> [Supplied records]:
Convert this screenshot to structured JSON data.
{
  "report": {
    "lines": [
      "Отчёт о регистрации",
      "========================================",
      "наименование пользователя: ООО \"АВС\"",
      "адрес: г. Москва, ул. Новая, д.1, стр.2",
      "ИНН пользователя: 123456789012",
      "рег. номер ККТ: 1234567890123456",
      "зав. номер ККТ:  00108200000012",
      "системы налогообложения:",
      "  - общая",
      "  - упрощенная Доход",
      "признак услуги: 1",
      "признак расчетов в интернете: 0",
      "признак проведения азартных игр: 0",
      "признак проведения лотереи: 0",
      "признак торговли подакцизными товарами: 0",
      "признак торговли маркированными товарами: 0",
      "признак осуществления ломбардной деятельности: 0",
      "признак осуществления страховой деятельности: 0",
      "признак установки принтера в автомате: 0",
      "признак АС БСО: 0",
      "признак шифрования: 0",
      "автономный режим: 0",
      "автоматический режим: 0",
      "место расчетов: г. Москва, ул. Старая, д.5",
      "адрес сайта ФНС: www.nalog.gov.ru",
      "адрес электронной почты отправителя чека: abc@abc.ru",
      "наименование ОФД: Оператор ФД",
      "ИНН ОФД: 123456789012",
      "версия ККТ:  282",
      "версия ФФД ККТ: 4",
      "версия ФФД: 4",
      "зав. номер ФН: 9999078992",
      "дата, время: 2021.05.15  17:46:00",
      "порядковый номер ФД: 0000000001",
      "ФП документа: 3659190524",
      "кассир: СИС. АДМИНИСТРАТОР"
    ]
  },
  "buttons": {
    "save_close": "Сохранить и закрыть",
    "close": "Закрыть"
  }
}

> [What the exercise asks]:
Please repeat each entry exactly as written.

> [Solution to this exercise]:
Convert this screenshot to structured JSON data.
{
  "report": {
    "lines": [
      "Отчёт о регистрации",
      "========================================",
      "наименование пользователя: ООО \"АВС\"",
      "адрес: г. Москва, ул. Новая, д.1, стр.2",
      "ИНН пользователя: 123456789012",
      "рег. номер ККТ: 1234567890123456",
      "зав. номер ККТ:  00108200000012",
      "системы налогообложения:",
      "  - общая",
      "  - упрощенная Доход",
      "признак услуги: 1",
      "признак расчетов в интернете: 0",
      "признак проведения азартных игр: 0",
      "признак проведения лотереи: 0",
      "признак торговли подакцизными товарами: 0",
      "признак торговли маркированными товарами: 0",
      "признак осуществления ломбардной деятельности: 0",
      "признак осуществления страховой деятельности: 0",
      "признак установки принтера в автомате: 0",
      "признак АС БСО: 0",
      "признак шифрования: 0",
      "автономный режим: 0",
      "автоматический режим: 0",
      "место расчетов: г. Москва, ул. Старая, д.5",
      "адрес сайта ФНС: www.nalog.gov.ru",
      "адрес электронной почты отправителя чека: abc@abc.ru",
      "наименование ОФД: Оператор ФД",
      "ИНН ОФД: 123456789012",
      "версия ККТ:  282",
      "версия ФФД ККТ: 4",
      "версия ФФД: 4",
      "зав. номер ФН: 9999078992",
      "дата, время: 2021.05.15  17:46:00",
      "порядковый номер ФД: 0000000001",
      "ФП документа: 3659190524",
      "кассир: СИС. АДМИНИСТРАТОР"
    ]
  },
  "buttons": {
    "save_close": "Сохранить и закрыть",
    "close": "Закрыть"
  }
}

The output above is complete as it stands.